The start of a training contract is a landmark event for any aspiring lawyer. I never would have guessed that within five days of me starting mine in the office, I would be spending the next six weeks (and counting) learning the ropes from home.
I started on King & Spalding’s trainee programme on Monday 9 March. My first seat was in the global disputes practice. By Friday 13 March, however, the firm had implemented a firm-wide remote working policy in response to the COVID-19 outbreak.
As such, I have had to adjust to the ‘new normal’ of a socially-distanced, remote-working legal world. In fact, a socially-distanced, remote-working legal world has practically been my only ‘normal’ so far.
My expectations of life in an international law firm were well established after going through the trainee application process, visiting offices and meeting many lawyers. Having completed the LPC, I was looking forward to the corporate environment of an international law firm, the hustle and bustle of the City, working directly with new colleagues, face-to-face meetings, working with my training partner… and even, surprisingly, the commute.
Within a week though, the unprecedented and unpredictable nature of COVID-19 meant we all faced the daunting prospect of a prolonged ‘work from home’ experience. I was at the beginning of all those important work-place inductions, such as meeting colleagues and familiarising myself with the firm and the office. By day five, I had not been able to ease into practices such as popping into people’s office, turning to my sponsoring partner to clarify a task, grabbing a coffee with members of the team or enjoying office social events.
I did not even have time to have my office picture taken (hence my unofficial profile picture taken by a hesitant friend).
Life in lockdown
In contrast to sharing an office with a training partner, I am currently working from the family home and have commandeered the dining table as my desk. Maintaining a daily routine during lockdown has been important for me. I enjoy starting early; logging on at 8am to get a head start for the day and send out emails or organise my time and set deadlines or expectations for the day.
I am in regular contact with both my supervising partner and the training principal, to keep in touch with what I am doing. I am also in touch daily with the team, working on client matters, to inform them of my capacity or to discuss ideas for the website or potential articles. I am also using this time to complete the core modules of the Professional Skills Course – it is good to get ahead of these whilst I have time to do so, before our physical return to the office. Ensuring that I step outside for fresh air and exercise – and to be able to enjoy weather so good it would only occur during lockdown – has been vital for maintaining energy levels.
The variety of work has kept my very engaged in my new role, notwithstanding social-distancing: from attending virtual court hearings, drafting letters, gathering exhibits, proofreading and researching to attending client calls, applying for a Norwich Pharmacal Order and, of course, article writing, I have been fortunate enough to remain fully occupied and mentally stimulated.
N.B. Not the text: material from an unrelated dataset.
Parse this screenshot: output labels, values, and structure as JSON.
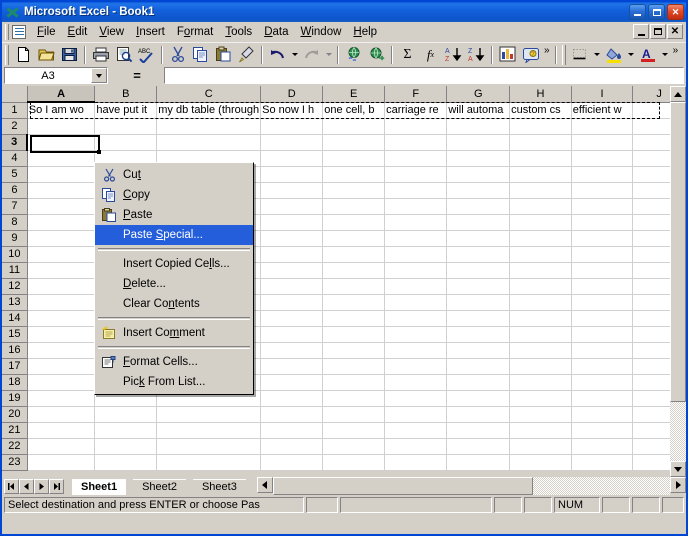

So much so it is hard to believe it has been a month and a half on WFH already.
I have been working on multiple litigation and arbitration proceedings at different stages from client due diligence to experiencing the race towards ‘filings’ in three cases. Indeed, it just so happens that my own remote-working situation coincided with the English High Courts move towards virtual cases, and I have been involved in a few of them as part of the team. It is reassuring to know that while my first experiences of High Court cases were virtual, I was in the same boat as all the judges, advocates and solicitors on those cases as virtual courts was a new experience for them too.
Indeed, I can definitely say I have learnt the value of 24-hour tech and library support, perhaps something not every trainee (or lawyer for that matter) will appreciate. Their guidance has been amazing in terms of getting to grips with software and systems that were previously alien to me. Technology as a whole has been vital – and all my ongoing zoom training sessions and webinar conferences have helped with the integration.
Back to the office
Despite the challenges of lockdown, many law firms have been plunged into a prolonged period of remote-working so everyone – from senior partners to trainees – has been adapting to the home-working environment. While this has not been the experience I had expected, it has been an invaluable experience that has given me some great new perspectives.
The regularity of communication, training and advice from colleagues – albeit over phone, email or VC rather than in-person – has been great. It is perhaps strange to say but it feels like I may have more of a bond with colleagues because of the COVID-19 lockdown experience. Colleagues have been very aware and considerate so, despite lockdown, we have developed a sense of community. It feels, through a mixture of technology and camaraderie, that I have been able to embed myself into the office.
Although it will be difficult to say goodbye to some of the comforts of remote-working (I hear leisurewear is not sanctioned office attire and I really need to expand my workwear wardrobe), I look forward to when I can, literally, start my official second week in the office.
On my return to the office I am looking forward to the human interaction and being able to put a real face to a name or WebEx image for many members of the team that I have only met virtually.
I will certainly never forget my first seat. And not many trainees can say it was mostly spent at the dinner table.
Elysia-Elena Stellakis is a trainee in King & Spalding’s London office